In an emotional speech recently in Washington, John Frohnmayer, the ousted head of the National Endowment for the Arts, delivered a scathing indictment of the Pat Buchanan-Jesse Helms style of New Puritanism. "If the NEA gets picked off," Mr. Frohnmayer warned, "public broadcasting is next, and after that research funds for universities, and after that research funds for science."
One needn't accept Mr. Frohnmayer's predictions at face value to be troubled by the turn taken by the arts funding debate, which has been hijacked by right-wing ideologues and religious fundamentalists bent on manipulating uneasiness over obscenity and blasphemy into a Know-Nothing groundswell that would destroy the nation's arts institutions and public funding agencies.

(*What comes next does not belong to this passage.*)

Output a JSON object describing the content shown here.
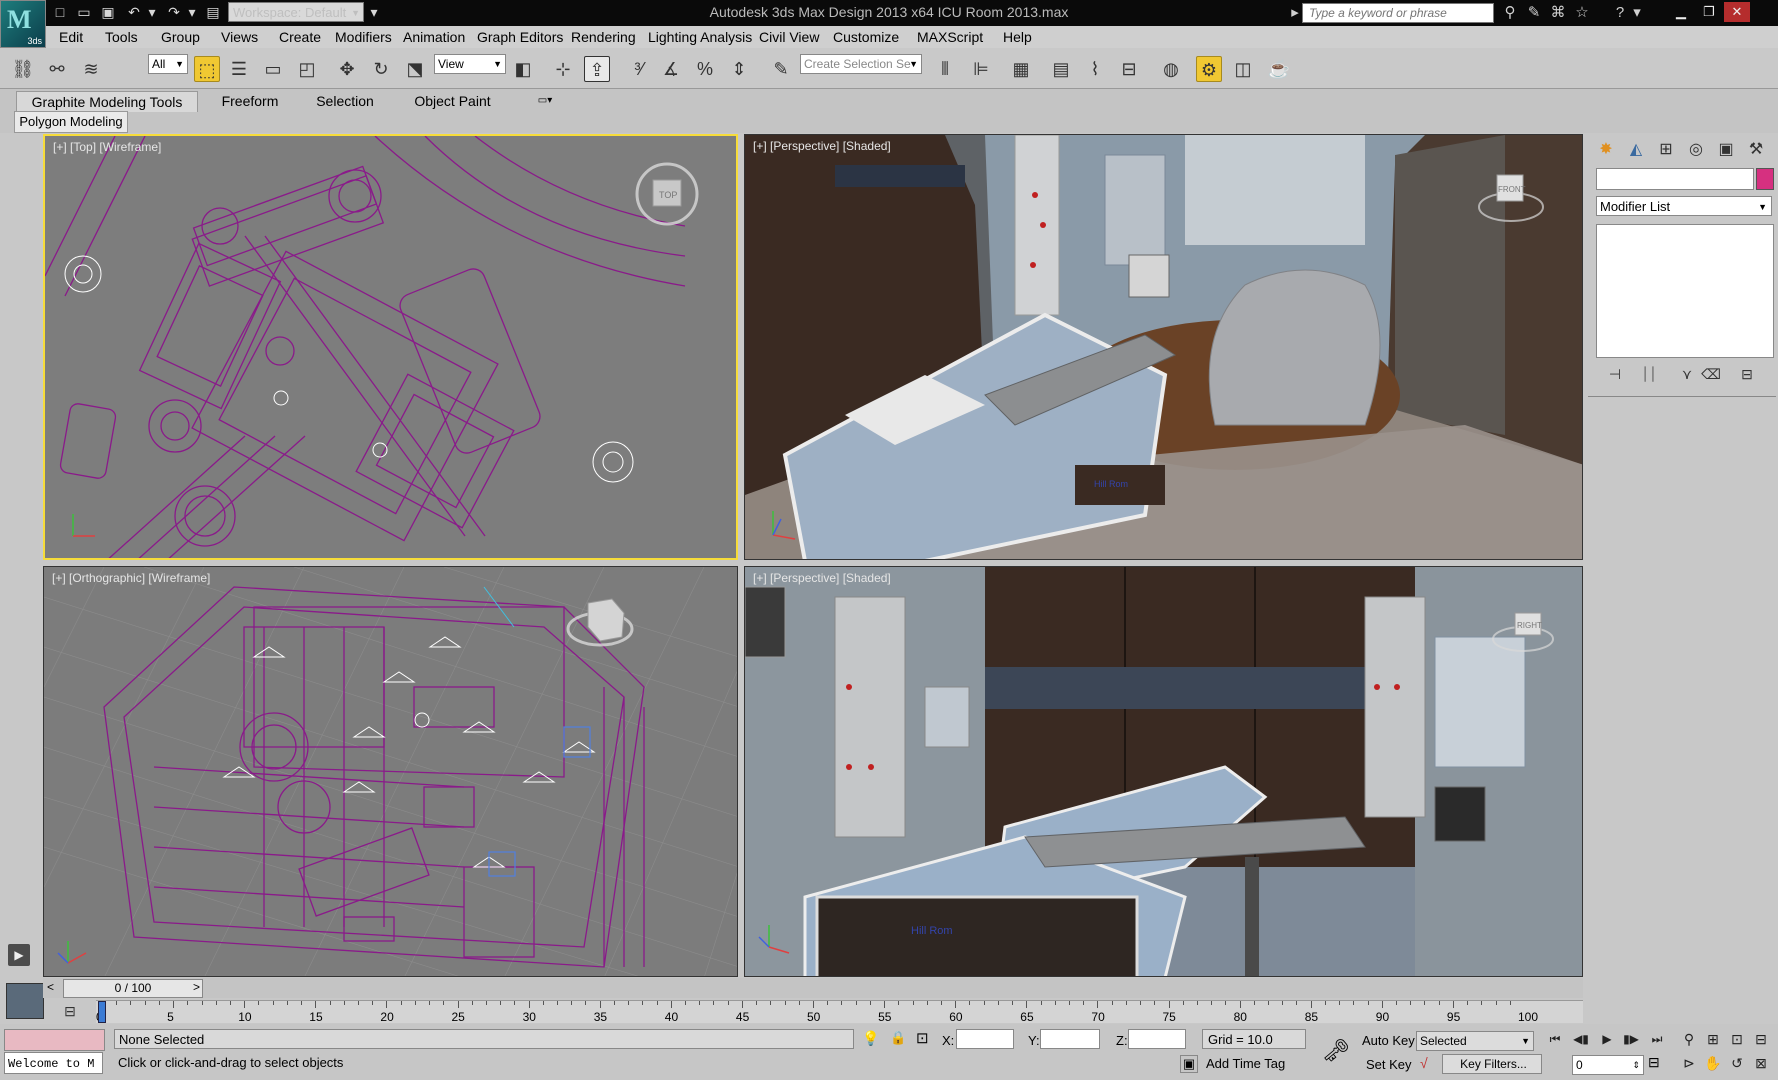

Yet while Mr. Frohnmayer may deplore this development, he is at least partially to blame. Had he been more thoughtful in overseeing NEA projects, cultural troglodytes like Helms and Buchanan never would have found the agency such a ripe target for the politics of resentment.